Dataset rows describing interfaces:
++++++++++

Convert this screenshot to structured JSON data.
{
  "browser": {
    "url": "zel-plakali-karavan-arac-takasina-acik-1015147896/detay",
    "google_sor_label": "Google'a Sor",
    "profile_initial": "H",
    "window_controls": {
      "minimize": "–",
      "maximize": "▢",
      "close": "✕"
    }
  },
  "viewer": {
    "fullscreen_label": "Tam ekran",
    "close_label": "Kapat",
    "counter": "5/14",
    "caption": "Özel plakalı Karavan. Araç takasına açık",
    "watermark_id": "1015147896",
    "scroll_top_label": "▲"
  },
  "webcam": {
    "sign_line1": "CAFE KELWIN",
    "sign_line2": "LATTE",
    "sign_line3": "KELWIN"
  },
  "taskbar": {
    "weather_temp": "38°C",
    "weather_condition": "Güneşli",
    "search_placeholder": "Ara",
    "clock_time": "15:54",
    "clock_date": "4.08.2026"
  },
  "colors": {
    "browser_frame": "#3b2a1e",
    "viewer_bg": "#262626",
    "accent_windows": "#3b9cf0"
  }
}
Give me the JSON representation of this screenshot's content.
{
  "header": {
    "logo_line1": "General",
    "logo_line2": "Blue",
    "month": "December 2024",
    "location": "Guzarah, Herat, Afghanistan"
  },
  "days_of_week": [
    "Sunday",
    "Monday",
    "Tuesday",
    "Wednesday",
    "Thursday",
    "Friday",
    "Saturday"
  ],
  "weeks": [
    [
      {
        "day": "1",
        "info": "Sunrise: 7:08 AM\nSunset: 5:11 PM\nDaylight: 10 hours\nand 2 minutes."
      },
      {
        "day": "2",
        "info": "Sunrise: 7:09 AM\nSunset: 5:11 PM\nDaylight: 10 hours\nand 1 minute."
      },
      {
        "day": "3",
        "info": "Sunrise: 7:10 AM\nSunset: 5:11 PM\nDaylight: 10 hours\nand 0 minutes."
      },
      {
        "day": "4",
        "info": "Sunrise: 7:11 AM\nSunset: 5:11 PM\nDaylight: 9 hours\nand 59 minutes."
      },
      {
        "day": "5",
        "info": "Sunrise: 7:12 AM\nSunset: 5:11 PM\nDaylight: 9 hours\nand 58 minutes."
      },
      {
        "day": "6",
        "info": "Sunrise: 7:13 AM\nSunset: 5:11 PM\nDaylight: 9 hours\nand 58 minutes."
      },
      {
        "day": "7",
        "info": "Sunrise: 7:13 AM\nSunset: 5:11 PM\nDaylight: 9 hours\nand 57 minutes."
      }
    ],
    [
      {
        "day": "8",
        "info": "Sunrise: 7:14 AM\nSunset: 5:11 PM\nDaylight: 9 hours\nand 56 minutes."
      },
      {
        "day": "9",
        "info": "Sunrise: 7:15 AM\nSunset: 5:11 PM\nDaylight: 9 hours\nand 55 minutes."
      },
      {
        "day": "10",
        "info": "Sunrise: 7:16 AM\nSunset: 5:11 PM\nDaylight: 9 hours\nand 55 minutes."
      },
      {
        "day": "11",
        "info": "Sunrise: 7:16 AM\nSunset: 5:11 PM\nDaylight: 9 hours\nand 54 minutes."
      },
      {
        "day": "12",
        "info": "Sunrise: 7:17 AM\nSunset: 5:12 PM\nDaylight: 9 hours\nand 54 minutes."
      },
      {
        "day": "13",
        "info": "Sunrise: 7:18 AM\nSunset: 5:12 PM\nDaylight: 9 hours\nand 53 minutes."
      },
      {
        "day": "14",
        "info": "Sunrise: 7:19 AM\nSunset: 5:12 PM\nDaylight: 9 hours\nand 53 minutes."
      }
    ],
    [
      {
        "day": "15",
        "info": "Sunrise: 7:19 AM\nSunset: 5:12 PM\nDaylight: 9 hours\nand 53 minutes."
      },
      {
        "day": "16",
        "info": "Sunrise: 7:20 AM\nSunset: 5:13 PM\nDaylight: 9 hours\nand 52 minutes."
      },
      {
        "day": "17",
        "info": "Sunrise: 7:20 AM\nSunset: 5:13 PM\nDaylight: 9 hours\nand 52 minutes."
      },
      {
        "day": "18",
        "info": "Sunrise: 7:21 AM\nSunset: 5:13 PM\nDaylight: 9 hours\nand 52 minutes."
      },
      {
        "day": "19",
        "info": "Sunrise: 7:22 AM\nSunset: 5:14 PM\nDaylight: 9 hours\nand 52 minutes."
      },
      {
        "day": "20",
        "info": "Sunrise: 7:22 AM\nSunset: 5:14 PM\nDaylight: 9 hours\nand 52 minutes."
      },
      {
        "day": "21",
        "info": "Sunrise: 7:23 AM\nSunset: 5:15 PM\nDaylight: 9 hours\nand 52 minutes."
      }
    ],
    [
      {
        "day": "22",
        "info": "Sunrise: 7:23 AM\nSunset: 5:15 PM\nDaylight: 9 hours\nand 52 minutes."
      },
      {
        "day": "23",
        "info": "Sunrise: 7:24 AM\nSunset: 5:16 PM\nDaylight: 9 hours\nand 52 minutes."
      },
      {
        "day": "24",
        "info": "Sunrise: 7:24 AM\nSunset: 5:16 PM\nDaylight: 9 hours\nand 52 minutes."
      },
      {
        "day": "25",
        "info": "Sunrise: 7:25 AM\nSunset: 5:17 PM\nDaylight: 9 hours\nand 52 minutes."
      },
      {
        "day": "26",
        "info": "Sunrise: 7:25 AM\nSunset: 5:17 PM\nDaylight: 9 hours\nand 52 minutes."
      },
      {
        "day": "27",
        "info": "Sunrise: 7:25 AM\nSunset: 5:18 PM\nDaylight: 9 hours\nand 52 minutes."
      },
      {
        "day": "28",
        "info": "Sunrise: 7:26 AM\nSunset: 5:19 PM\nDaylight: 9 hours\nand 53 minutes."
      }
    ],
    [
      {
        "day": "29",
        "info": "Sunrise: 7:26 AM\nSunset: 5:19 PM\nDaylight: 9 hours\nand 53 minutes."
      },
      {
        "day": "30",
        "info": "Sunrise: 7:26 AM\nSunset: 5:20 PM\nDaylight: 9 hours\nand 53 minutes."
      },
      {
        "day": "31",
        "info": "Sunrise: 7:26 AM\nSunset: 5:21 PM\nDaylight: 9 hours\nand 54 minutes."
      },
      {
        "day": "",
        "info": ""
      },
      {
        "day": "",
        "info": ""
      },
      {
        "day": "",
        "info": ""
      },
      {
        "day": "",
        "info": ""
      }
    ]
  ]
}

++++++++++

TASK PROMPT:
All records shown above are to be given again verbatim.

ANSWER AREA:
Convert this screenshot to structured JSON data.
{
  "browser": {
    "url": "zel-plakali-karavan-arac-takasina-acik-1015147896/detay",
    "google_sor_label": "Google'a Sor",
    "profile_initial": "H",
    "window_controls": {
      "minimize": "–",
      "maximize": "▢",
      "close": "✕"
    }
  },
  "viewer": {
    "fullscreen_label": "Tam ekran",
    "close_label": "Kapat",
    "counter": "5/14",
    "caption": "Özel plakalı Karavan. Araç takasına açık",
    "watermark_id": "1015147896",
    "scroll_top_label": "▲"
  },
  "webcam": {
    "sign_line1": "CAFE KELWIN",
    "sign_line2": "LATTE",
    "sign_line3": "KELWIN"
  },
  "taskbar": {
    "weather_temp": "38°C",
    "weather_condition": "Güneşli",
    "search_placeholder": "Ara",
    "clock_time": "15:54",
    "clock_date": "4.08.2026"
  },
  "colors": {
    "browser_frame": "#3b2a1e",
    "viewer_bg": "#262626",
    "accent_windows": "#3b9cf0"
  }
}
Give me the JSON representation of this screenshot's content.
{
  "header": {
    "logo_line1": "General",
    "logo_line2": "Blue",
    "month": "December 2024",
    "location": "Guzarah, Herat, Afghanistan"
  },
  "days_of_week": [
    "Sunday",
    "Monday",
    "Tuesday",
    "Wednesday",
    "Thursday",
    "Friday",
    "Saturday"
  ],
  "weeks": [
    [
      {
        "day": "1",
        "info": "Sunrise: 7:08 AM\nSunset: 5:11 PM\nDaylight: 10 hours\nand 2 minutes."
      },
      {
        "day": "2",
        "info": "Sunrise: 7:09 AM\nSunset: 5:11 PM\nDaylight: 10 hours\nand 1 minute."
      },
      {
        "day": "3",
        "info": "Sunrise: 7:10 AM\nSunset: 5:11 PM\nDaylight: 10 hours\nand 0 minutes."
      },
      {
        "day": "4",
        "info": "Sunrise: 7:11 AM\nSunset: 5:11 PM\nDaylight: 9 hours\nand 59 minutes."
      },
      {
        "day": "5",
        "info": "Sunrise: 7:12 AM\nSunset: 5:11 PM\nDaylight: 9 hours\nand 58 minutes."
      },
      {
        "day": "6",
        "info": "Sunrise: 7:13 AM\nSunset: 5:11 PM\nDaylight: 9 hours\nand 58 minutes."
      },
      {
        "day": "7",
        "info": "Sunrise: 7:13 AM\nSunset: 5:11 PM\nDaylight: 9 hours\nand 57 minutes."
      }
    ],
    [
      {
        "day": "8",
        "info": "Sunrise: 7:14 AM\nSunset: 5:11 PM\nDaylight: 9 hours\nand 56 minutes."
      },
      {
        "day": "9",
        "info": "Sunrise: 7:15 AM\nSunset: 5:11 PM\nDaylight: 9 hours\nand 55 minutes."
      },
      {
        "day": "10",
        "info": "Sunrise: 7:16 AM\nSunset: 5:11 PM\nDaylight: 9 hours\nand 55 minutes."
      },
      {
        "day": "11",
        "info": "Sunrise: 7:16 AM\nSunset: 5:11 PM\nDaylight: 9 hours\nand 54 minutes."
      },
      {
        "day": "12",
        "info": "Sunrise: 7:17 AM\nSunset: 5:12 PM\nDaylight: 9 hours\nand 54 minutes."
      },
      {
        "day": "13",
        "info": "Sunrise: 7:18 AM\nSunset: 5:12 PM\nDaylight: 9 hours\nand 53 minutes."
      },
      {
        "day": "14",
        "info": "Sunrise: 7:19 AM\nSunset: 5:12 PM\nDaylight: 9 hours\nand 53 minutes."
      }
    ],
    [
      {
        "day": "15",
        "info": "Sunrise: 7:19 AM\nSunset: 5:12 PM\nDaylight: 9 hours\nand 53 minutes."
      },
      {
        "day": "16",
        "info": "Sunrise: 7:20 AM\nSunset: 5:13 PM\nDaylight: 9 hours\nand 52 minutes."
      },
      {
        "day": "17",
        "info": "Sunrise: 7:20 AM\nSunset: 5:13 PM\nDaylight: 9 hours\nand 52 minutes."
      },
      {
        "day": "18",
        "info": "Sunrise: 7:21 AM\nSunset: 5:13 PM\nDaylight: 9 hours\nand 52 minutes."
      },
      {
        "day": "19",
        "info": "Sunrise: 7:22 AM\nSunset: 5:14 PM\nDaylight: 9 hours\nand 52 minutes."
      },
      {
        "day": "20",
        "info": "Sunrise: 7:22 AM\nSunset: 5:14 PM\nDaylight: 9 hours\nand 52 minutes."
      },
      {
        "day": "21",
        "info": "Sunrise: 7:23 AM\nSunset: 5:15 PM\nDaylight: 9 hours\nand 52 minutes."
      }
    ],
    [
      {
        "day": "22",
        "info": "Sunrise: 7:23 AM\nSunset: 5:15 PM\nDaylight: 9 hours\nand 52 minutes."
      },
      {
        "day": "23",
        "info": "Sunrise: 7:24 AM\nSunset: 5:16 PM\nDaylight: 9 hours\nand 52 minutes."
      },
      {
        "day": "24",
        "info": "Sunrise: 7:24 AM\nSunset: 5:16 PM\nDaylight: 9 hours\nand 52 minutes."
      },
      {
        "day": "25",
        "info": "Sunrise: 7:25 AM\nSunset: 5:17 PM\nDaylight: 9 hours\nand 52 minutes."
      },
      {
        "day": "26",
        "info": "Sunrise: 7:25 AM\nSunset: 5:17 PM\nDaylight: 9 hours\nand 52 minutes."
      },
      {
        "day": "27",
        "info": "Sunrise: 7:25 AM\nSunset: 5:18 PM\nDaylight: 9 hours\nand 52 minutes."
      },
      {
        "day": "28",
        "info": "Sunrise: 7:26 AM\nSunset: 5:19 PM\nDaylight: 9 hours\nand 53 minutes."
      }
    ],
    [
      {
        "day": "29",
        "info": "Sunrise: 7:26 AM\nSunset: 5:19 PM\nDaylight: 9 hours\nand 53 minutes."
      },
      {
        "day": "30",
        "info": "Sunrise: 7:26 AM\nSunset: 5:20 PM\nDaylight: 9 hours\nand 53 minutes."
      },
      {
        "day": "31",
        "info": "Sunrise: 7:26 AM\nSunset: 5:21 PM\nDaylight: 9 hours\nand 54 minutes."
      },
      {
        "day": "",
        "info": ""
      },
      {
        "day": "",
        "info": ""
      },
      {
        "day": "",
        "info": ""
      },
      {
        "day": "",
        "info": ""
      }
    ]
  ]
}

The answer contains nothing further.